**Work instructions:** Nothing but the listing below, retyped exactly, should appear in the answer.

-------- Data to use

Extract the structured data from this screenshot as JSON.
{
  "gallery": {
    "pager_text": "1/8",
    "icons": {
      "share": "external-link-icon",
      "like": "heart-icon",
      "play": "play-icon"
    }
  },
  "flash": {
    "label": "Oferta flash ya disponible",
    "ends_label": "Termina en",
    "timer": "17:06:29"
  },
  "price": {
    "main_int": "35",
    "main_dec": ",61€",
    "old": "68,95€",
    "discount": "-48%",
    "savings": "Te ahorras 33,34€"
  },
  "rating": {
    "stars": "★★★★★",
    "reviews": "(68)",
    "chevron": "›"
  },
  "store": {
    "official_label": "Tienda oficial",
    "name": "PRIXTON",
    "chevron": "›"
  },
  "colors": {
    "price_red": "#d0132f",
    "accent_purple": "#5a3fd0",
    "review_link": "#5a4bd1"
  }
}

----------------

**Completed task:**
Extract the structured data from this screenshot as JSON.
{
  "gallery": {
    "pager_text": "1/8",
    "icons": {
      "share": "external-link-icon",
      "like": "heart-icon",
      "play": "play-icon"
    }
  },
  "flash": {
    "label": "Oferta flash ya disponible",
    "ends_label": "Termina en",
    "timer": "17:06:29"
  },
  "price": {
    "main_int": "35",
    "main_dec": ",61€",
    "old": "68,95€",
    "discount": "-48%",
    "savings": "Te ahorras 33,34€"
  },
  "rating": {
    "stars": "★★★★★",
    "reviews": "(68)",
    "chevron": "›"
  },
  "store": {
    "official_label": "Tienda oficial",
    "name": "PRIXTON",
    "chevron": "›"
  },
  "colors": {
    "price_red": "#d0132f",
    "accent_purple": "#5a3fd0",
    "review_link": "#5a4bd1"
  }
}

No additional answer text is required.